Records shown Block Start

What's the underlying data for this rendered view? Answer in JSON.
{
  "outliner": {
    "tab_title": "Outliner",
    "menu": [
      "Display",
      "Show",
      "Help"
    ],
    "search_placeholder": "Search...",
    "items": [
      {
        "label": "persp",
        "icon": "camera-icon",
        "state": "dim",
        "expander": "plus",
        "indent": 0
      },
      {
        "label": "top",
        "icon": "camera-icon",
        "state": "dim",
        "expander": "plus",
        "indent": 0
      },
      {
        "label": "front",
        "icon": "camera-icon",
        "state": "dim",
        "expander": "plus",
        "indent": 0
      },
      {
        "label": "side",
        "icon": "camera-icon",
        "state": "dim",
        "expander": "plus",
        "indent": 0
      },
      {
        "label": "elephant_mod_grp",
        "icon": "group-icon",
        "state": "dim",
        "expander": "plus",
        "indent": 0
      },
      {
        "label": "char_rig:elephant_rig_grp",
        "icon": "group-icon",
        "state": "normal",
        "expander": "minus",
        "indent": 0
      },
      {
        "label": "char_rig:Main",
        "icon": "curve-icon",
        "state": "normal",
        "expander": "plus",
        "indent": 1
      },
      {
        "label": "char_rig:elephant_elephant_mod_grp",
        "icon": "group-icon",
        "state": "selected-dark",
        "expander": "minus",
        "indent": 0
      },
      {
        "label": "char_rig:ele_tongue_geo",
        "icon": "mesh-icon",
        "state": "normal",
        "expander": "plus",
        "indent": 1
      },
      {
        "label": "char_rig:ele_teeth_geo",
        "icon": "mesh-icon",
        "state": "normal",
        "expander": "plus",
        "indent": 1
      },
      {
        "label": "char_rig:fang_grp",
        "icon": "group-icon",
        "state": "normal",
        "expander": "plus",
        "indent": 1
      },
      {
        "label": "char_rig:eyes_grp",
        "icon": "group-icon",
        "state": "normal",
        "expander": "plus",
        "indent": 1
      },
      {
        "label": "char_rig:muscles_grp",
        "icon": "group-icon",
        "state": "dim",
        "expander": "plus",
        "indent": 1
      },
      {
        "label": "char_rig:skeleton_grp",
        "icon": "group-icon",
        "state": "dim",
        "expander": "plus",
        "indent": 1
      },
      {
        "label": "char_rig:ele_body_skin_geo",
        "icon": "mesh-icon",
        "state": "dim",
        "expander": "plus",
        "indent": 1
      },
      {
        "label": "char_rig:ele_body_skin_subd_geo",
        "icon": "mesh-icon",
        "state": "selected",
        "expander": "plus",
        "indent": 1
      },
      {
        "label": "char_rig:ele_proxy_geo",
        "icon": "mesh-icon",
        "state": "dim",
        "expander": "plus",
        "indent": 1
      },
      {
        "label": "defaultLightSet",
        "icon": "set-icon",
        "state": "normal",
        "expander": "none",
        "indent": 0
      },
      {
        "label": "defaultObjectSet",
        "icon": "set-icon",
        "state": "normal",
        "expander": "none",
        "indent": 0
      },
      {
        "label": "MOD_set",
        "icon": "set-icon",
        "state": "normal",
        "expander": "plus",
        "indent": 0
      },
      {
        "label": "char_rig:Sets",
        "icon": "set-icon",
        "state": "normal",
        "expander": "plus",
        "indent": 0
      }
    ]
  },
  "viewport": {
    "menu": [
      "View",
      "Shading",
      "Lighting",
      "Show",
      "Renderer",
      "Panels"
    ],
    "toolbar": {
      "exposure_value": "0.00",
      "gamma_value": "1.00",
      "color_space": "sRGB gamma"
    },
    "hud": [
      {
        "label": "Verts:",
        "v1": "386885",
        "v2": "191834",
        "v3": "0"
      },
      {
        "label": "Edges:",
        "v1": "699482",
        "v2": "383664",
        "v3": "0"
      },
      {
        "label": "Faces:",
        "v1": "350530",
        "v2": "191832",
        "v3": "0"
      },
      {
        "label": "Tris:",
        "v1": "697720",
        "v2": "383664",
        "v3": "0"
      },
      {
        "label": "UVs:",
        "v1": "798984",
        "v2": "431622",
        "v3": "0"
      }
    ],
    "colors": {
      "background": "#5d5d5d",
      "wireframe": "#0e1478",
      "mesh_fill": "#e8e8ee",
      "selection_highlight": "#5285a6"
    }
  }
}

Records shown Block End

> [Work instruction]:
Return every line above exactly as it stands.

> [The answer]:
What's the underlying data for this rendered view? Answer in JSON.
{
  "outliner": {
    "tab_title": "Outliner",
    "menu": [
      "Display",
      "Show",
      "Help"
    ],
    "search_placeholder": "Search...",
    "items": [
      {
        "label": "persp",
        "icon": "camera-icon",
        "state": "dim",
        "expander": "plus",
        "indent": 0
      },
      {
        "label": "top",
        "icon": "camera-icon",
        "state": "dim",
        "expander": "plus",
        "indent": 0
      },
      {
        "label": "front",
        "icon": "camera-icon",
        "state": "dim",
        "expander": "plus",
        "indent": 0
      },
      {
        "label": "side",
        "icon": "camera-icon",
        "state": "dim",
        "expander": "plus",
        "indent": 0
      },
      {
        "label": "elephant_mod_grp",
        "icon": "group-icon",
        "state": "dim",
        "expander": "plus",
        "indent": 0
      },
      {
        "label": "char_rig:elephant_rig_grp",
        "icon": "group-icon",
        "state": "normal",
        "expander": "minus",
        "indent": 0
      },
      {
        "label": "char_rig:Main",
        "icon": "curve-icon",
        "state": "normal",
        "expander": "plus",
        "indent": 1
      },
      {
        "label": "char_rig:elephant_elephant_mod_grp",
        "icon": "group-icon",
        "state": "selected-dark",
        "expander": "minus",
        "indent": 0
      },
      {
        "label": "char_rig:ele_tongue_geo",
        "icon": "mesh-icon",
        "state": "normal",
        "expander": "plus",
        "indent": 1
      },
      {
        "label": "char_rig:ele_teeth_geo",
        "icon": "mesh-icon",
        "state": "normal",
        "expander": "plus",
        "indent": 1
      },
      {
        "label": "char_rig:fang_grp",
        "icon": "group-icon",
        "state": "normal",
        "expander": "plus",
        "indent": 1
      },
      {
        "label": "char_rig:eyes_grp",
        "icon": "group-icon",
        "state": "normal",
        "expander": "plus",
        "indent": 1
      },
      {
        "label": "char_rig:muscles_grp",
        "icon": "group-icon",
        "state": "dim",
        "expander": "plus",
        "indent": 1
      },
      {
        "label": "char_rig:skeleton_grp",
        "icon": "group-icon",
        "state": "dim",
        "expander": "plus",
        "indent": 1
      },
      {
        "label": "char_rig:ele_body_skin_geo",
        "icon": "mesh-icon",
        "state": "dim",
        "expander": "plus",
        "indent": 1
      },
      {
        "label": "char_rig:ele_body_skin_subd_geo",
        "icon": "mesh-icon",
        "state": "selected",
        "expander": "plus",
        "indent": 1
      },
      {
        "label": "char_rig:ele_proxy_geo",
        "icon": "mesh-icon",
        "state": "dim",
        "expander": "plus",
        "indent": 1
      },
      {
        "label": "defaultLightSet",
        "icon": "set-icon",
        "state": "normal",
        "expander": "none",
        "indent": 0
      },
      {
        "label": "defaultObjectSet",
        "icon": "set-icon",
        "state": "normal",
        "expander": "none",
        "indent": 0
      },
      {
        "label": "MOD_set",
        "icon": "set-icon",
        "state": "normal",
        "expander": "plus",
        "indent": 0
      },
      {
        "label": "char_rig:Sets",
        "icon": "set-icon",
        "state": "normal",
        "expander": "plus",
        "indent": 0
      }
    ]
  },
  "viewport": {
    "menu": [
      "View",
      "Shading",
      "Lighting",
      "Show",
      "Renderer",
      "Panels"
    ],
    "toolbar": {
      "exposure_value": "0.00",
      "gamma_value": "1.00",
      "color_space": "sRGB gamma"
    },
    "hud": [
      {
        "label": "Verts:",
        "v1": "386885",
        "v2": "191834",
        "v3": "0"
      },
      {
        "label": "Edges:",
        "v1": "699482",
        "v2": "383664",
        "v3": "0"
      },
      {
        "label": "Faces:",
        "v1": "350530",
        "v2": "191832",
        "v3": "0"
      },
      {
        "label": "Tris:",
        "v1": "697720",
        "v2": "383664",
        "v3": "0"
      },
      {
        "label": "UVs:",
        "v1": "798984",
        "v2": "431622",
        "v3": "0"
      }
    ],
    "colors": {
      "background": "#5d5d5d",
      "wireframe": "#0e1478",
      "mesh_fill": "#e8e8ee",
      "selection_highlight": "#5285a6"
    }
  }
}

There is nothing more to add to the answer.